**TASK ITEM:**
Return the data below, unchanged.

(Dataset rows for apps and sites)
══════

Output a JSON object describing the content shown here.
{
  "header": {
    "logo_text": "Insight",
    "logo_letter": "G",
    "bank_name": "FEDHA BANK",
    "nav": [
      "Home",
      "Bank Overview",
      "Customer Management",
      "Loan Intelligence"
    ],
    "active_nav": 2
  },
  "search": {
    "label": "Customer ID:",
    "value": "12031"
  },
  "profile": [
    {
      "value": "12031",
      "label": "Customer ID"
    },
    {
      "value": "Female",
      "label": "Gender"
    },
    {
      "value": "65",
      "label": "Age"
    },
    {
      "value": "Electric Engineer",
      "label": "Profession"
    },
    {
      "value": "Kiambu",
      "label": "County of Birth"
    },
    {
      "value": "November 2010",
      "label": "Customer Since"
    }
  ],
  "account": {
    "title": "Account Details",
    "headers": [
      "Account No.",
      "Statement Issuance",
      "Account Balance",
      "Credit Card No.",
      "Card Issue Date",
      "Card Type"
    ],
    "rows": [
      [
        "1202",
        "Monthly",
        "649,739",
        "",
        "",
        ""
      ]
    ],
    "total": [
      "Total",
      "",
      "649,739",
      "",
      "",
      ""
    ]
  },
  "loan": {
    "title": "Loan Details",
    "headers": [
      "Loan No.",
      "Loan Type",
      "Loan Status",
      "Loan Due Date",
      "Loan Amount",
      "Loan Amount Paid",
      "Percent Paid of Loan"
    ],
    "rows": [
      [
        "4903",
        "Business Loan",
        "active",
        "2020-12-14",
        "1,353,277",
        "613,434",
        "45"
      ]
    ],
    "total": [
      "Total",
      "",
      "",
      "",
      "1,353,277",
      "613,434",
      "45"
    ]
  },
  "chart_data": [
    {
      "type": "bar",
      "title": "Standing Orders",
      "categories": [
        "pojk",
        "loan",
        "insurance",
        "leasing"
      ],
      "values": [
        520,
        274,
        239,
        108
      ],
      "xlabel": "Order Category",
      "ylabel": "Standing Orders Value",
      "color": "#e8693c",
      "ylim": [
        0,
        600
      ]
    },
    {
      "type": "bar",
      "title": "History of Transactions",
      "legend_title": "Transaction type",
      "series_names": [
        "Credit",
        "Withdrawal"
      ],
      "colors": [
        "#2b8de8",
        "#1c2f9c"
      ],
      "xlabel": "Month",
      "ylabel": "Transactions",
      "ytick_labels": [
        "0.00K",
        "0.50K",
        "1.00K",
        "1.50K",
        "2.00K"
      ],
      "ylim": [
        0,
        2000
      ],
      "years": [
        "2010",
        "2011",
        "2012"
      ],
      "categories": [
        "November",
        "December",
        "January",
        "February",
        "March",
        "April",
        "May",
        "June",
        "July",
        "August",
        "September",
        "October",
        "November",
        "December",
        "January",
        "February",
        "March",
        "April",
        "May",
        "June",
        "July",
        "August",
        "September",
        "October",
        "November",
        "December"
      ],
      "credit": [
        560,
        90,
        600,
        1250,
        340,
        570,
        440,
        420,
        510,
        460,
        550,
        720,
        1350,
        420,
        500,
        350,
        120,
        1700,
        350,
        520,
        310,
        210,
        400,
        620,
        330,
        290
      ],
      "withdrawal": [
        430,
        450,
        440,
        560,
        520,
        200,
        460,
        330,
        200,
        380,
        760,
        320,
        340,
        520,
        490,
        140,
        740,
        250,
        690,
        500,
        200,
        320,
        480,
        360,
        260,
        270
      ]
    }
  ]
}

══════

**SOLUTION TO THE PROBLEM:**
Output a JSON object describing the content shown here.
{
  "header": {
    "logo_text": "Insight",
    "logo_letter": "G",
    "bank_name": "FEDHA BANK",
    "nav": [
      "Home",
      "Bank Overview",
      "Customer Management",
      "Loan Intelligence"
    ],
    "active_nav": 2
  },
  "search": {
    "label": "Customer ID:",
    "value": "12031"
  },
  "profile": [
    {
      "value": "12031",
      "label": "Customer ID"
    },
    {
      "value": "Female",
      "label": "Gender"
    },
    {
      "value": "65",
      "label": "Age"
    },
    {
      "value": "Electric Engineer",
      "label": "Profession"
    },
    {
      "value": "Kiambu",
      "label": "County of Birth"
    },
    {
      "value": "November 2010",
      "label": "Customer Since"
    }
  ],
  "account": {
    "title": "Account Details",
    "headers": [
      "Account No.",
      "Statement Issuance",
      "Account Balance",
      "Credit Card No.",
      "Card Issue Date",
      "Card Type"
    ],
    "rows": [
      [
        "1202",
        "Monthly",
        "649,739",
        "",
        "",
        ""
      ]
    ],
    "total": [
      "Total",
      "",
      "649,739",
      "",
      "",
      ""
    ]
  },
  "loan": {
    "title": "Loan Details",
    "headers": [
      "Loan No.",
      "Loan Type",
      "Loan Status",
      "Loan Due Date",
      "Loan Amount",
      "Loan Amount Paid",
      "Percent Paid of Loan"
    ],
    "rows": [
      [
        "4903",
        "Business Loan",
        "active",
        "2020-12-14",
        "1,353,277",
        "613,434",
        "45"
      ]
    ],
    "total": [
      "Total",
      "",
      "",
      "",
      "1,353,277",
      "613,434",
      "45"
    ]
  },
  "chart_data": [
    {
      "type": "bar",
      "title": "Standing Orders",
      "categories": [
        "pojk",
        "loan",
        "insurance",
        "leasing"
      ],
      "values": [
        520,
        274,
        239,
        108
      ],
      "xlabel": "Order Category",
      "ylabel": "Standing Orders Value",
      "color": "#e8693c",
      "ylim": [
        0,
        600
      ]
    },
    {
      "type": "bar",
      "title": "History of Transactions",
      "legend_title": "Transaction type",
      "series_names": [
        "Credit",
        "Withdrawal"
      ],
      "colors": [
        "#2b8de8",
        "#1c2f9c"
      ],
      "xlabel": "Month",
      "ylabel": "Transactions",
      "ytick_labels": [
        "0.00K",
        "0.50K",
        "1.00K",
        "1.50K",
        "2.00K"
      ],
      "ylim": [
        0,
        2000
      ],
      "years": [
        "2010",
        "2011",
        "2012"
      ],
      "categories": [
        "November",
        "December",
        "January",
        "February",
        "March",
        "April",
        "May",
        "June",
        "July",
        "August",
        "September",
        "October",
        "November",
        "December",
        "January",
        "February",
        "March",
        "April",
        "May",
        "June",
        "July",
        "August",
        "September",
        "October",
        "November",
        "December"
      ],
      "credit": [
        560,
        90,
        600,
        1250,
        340,
        570,
        440,
        420,
        510,
        460,
        550,
        720,
        1350,
        420,
        500,
        350,
        120,
        1700,
        350,
        520,
        310,
        210,
        400,
        620,
        330,
        290
      ],
      "withdrawal": [
        430,
        450,
        440,
        560,
        520,
        200,
        460,
        330,
        200,
        380,
        760,
        320,
        340,
        520,
        490,
        140,
        740,
        250,
        690,
        500,
        200,
        320,
        480,
        360,
        260,
        270
      ]
    }
  ]
}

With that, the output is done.